  • Provide direct instruction to the students. Direct instruction and feedback to the groups is sometimes necessary to keep them on track with the discussion. This can also help to diagnose misconceptions, which may impair a group's ability to learn effectively from the discussion. A summarizing final comment can be a helpful way to sum up and end a discussion. Overall, the instructor’s comments and questions to the groups can be invaluable and can serve as a model for how the discussion should unfold.
  • Provide access to resources. The instructor can provide access to a wealth of resources which students can be referred to for further individual or group study. Hyperlinks to online resources can be especially helpful, as they are easy for students who are already online to access.
  • Provide technical assistance. The instructor may be asked to provide direct instruction about technical issues related to accessing the conferencing system, manipulation of the conferencing software, operation of other tools or resources and the technical aspects of dealing with any of the subject related tools and techniques. Have a plan in place to handle these requests.
  • Practical considerations for facilitating online. It can become overwhelming to read through a busy discussion forum with lots of posts and replies. Make sure to ask students to create new threads if new topics evolve in the discussion. “Subscribing” to receive e-mail alerts of new postings can help participants keep up with a conversation without checking back into the discussion forum repeatedly.
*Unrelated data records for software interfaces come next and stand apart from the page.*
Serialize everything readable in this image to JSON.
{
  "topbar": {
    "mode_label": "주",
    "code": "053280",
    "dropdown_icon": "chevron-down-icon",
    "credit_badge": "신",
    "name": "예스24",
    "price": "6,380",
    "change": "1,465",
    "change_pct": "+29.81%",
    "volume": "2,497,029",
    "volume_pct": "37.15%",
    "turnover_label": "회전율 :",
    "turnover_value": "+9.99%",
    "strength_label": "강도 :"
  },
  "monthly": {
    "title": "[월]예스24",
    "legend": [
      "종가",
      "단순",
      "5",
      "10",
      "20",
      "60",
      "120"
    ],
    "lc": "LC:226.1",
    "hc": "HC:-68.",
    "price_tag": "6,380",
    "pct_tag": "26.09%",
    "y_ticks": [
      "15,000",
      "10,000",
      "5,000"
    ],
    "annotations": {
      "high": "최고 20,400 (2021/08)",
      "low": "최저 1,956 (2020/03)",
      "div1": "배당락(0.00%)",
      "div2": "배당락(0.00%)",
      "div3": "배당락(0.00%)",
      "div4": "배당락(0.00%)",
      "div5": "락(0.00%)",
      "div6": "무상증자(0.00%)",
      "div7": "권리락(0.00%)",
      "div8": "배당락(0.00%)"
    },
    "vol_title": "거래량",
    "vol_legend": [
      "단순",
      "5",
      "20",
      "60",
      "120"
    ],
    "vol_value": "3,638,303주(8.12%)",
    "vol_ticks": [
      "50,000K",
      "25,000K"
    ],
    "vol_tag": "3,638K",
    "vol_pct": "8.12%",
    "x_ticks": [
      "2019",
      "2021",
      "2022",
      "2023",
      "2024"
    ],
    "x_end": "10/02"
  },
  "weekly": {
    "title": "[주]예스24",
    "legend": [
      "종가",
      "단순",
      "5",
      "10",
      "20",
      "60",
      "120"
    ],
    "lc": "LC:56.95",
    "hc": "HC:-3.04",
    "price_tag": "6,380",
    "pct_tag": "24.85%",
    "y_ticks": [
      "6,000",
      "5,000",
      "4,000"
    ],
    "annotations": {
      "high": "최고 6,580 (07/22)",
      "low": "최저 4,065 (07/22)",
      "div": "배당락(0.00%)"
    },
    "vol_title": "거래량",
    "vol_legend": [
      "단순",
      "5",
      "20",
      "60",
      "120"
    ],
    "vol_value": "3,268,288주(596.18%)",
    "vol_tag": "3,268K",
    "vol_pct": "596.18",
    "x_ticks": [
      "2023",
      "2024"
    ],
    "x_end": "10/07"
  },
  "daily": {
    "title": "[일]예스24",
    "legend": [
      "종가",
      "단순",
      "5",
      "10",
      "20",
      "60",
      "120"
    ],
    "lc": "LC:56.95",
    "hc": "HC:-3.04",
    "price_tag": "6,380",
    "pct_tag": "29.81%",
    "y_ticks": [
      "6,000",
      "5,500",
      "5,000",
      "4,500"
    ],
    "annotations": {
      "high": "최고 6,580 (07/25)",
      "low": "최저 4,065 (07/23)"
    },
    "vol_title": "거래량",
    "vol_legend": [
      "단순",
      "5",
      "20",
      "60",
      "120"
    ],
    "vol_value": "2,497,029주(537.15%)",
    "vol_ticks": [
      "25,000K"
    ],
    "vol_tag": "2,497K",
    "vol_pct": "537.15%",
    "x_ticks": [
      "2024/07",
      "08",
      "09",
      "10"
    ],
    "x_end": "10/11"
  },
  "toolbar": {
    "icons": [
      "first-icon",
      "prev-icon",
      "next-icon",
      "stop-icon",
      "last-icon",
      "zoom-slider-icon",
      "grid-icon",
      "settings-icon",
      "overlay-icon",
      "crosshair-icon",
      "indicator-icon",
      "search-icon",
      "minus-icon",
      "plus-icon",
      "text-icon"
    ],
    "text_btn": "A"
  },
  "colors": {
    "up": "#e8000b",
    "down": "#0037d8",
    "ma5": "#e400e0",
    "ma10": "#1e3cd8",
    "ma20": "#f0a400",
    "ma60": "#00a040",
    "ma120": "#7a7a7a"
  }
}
Resources

  • Terry Anderson et. al., "Assessing Teaching Presence in a Computer Conferencing Context," JALN 5, 2 -September, 2001
  • Mark H. Rossman, "Successful Online Teaching Using An Asynchronous Learner Discussion Forum," JALN, 3, 2 - November, 1999
  • Xun Gee et. al., "Pre-Class Planning to Scaffold Students for Online Collaborative Learning Activities," Educational Technology and Society, 3, 3 2000
  • Online Classroom: Ideas for Effective Online Instruction, November, 2001.
  • Salmon, G. (2004). E-moderating: the key to teaching and learning online. 2nd edition.London: Routledge.